John Thomas “Tom” Baker (1912-2000) was born on 14th April 1912 in Lintz Colliery, Burnopfield, Newcastle upon Tyne, the son of James and Sarah Baker (nee Robinson). Tom attended the Leazes School in Lintz village and although he passed the 11+ examination to enter grammar school, he couldn’t take up his place due to the family’s poor financial situation. As a result, Tom, like so many of his age at the time, went into the mining industry. In his spare time, he was a keen amateur rugby player. He then moved employment to work at the South Garesfield Colliery in County Durham in the late 1920s.
On 17th May 1929, he was at work at South Garesfield when Deputy Richard Lowes was injured during blasting operations. Baker went down the pit with James Purvis and Overman Robert Glendenning; collecting a tram and stretcher, they went in search of the deputy. They were joined by Hewers John Kenny and Samuel Hughff. Meanwhile another party of 5 men had attempted a rescue, but 4 of them had become overcome with gas while the 5th crawled out just in time. The overman organised his party and through repeated efforts they succeeded in extricating the 5 men, 3 of whom were dead. The rescue party were all affected by the fumes and both Kenny and Hughff were overcome and had to be removed. For an hour, during which time the atmosphere was thick with smoke and gas, they knowlingly and repeatedly risked their lives in determined efforts to save the lives of their colleagues. There is no doubt that the death toll would have been higher if it was not for their actions.
On the 16th November 1929, the London Gazette announced the awards of an Edward Medal in Silver to Robert Glendinning and Edward Medals in Bronze to John Thomas Baker, Samuel Hughff, John Kenny and James Sidney Purvis. Following the accident, Tom decided to change careers and began to train as a chef, having joined the Royal Army Medical Corps.
During WWII, he served in Europe, Palestine and India. Following demobbing in 1946, he returned to Coventry as his parents had moved there during the war. In 1948 he married Wendy Weatherby in Coventry, and they had a son Edward. Tom transferred onto the Reserve until 1950 while in civilian life he was successively a hotel chef then the warden of a hostel for displaced people (mostly from Eastern Europe). He then changed jobs and began work in a car factory. His final employment came as a boiler house worker at Brico Engineering in Coventry. He decided to exchange his Edward Medal for a George Cross in 1971, and retired from Brico in 1977.

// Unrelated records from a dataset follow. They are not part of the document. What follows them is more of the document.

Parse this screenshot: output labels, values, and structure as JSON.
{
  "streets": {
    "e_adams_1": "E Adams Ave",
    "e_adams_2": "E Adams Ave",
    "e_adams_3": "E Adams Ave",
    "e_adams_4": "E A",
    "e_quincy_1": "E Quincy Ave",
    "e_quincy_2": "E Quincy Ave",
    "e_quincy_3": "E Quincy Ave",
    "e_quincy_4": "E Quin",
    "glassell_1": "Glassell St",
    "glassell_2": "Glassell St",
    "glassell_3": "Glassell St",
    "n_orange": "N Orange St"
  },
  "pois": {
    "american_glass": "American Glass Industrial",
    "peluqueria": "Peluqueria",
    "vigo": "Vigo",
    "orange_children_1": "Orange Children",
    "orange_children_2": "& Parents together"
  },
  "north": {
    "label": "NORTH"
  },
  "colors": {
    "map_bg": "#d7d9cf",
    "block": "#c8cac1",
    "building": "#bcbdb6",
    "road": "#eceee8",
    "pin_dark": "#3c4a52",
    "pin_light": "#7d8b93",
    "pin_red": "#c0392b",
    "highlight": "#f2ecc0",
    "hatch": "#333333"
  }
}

Tom died on 7th December 2000 in Coventry and his ashes were interred in Windmill Road Cemetery in a grave of his wife’s family. His medals including his GC, 1939-45 Star, Africa Star, France & Germany Star, Defence Medal 1939-45, War Medal 1939-45 and 1977 Queen Elizabeth II Silver Jubilee Medal, Boy Scouts Bronze Cross and Certificate of the Carnegie Hero Trust Fund are privately held. His Edward Medal was sold at auction for £2,880 in 2017 to a private buyer.
LOCATION OF MEDAL: GEORGE CROSS IN PRIVATE OWNERSHIP.
EDWARD MEDAL SOLD AT AUCTION IN MARCH 2017. (SOLD FOR £2,880)
BURIAL PLACE: WINDMILL ROAD CEMETERY, COVENTRY, WARWICKSHIRE.
ASHES INTERRED – CREMATED AT COVENTRY CREMATORIUM.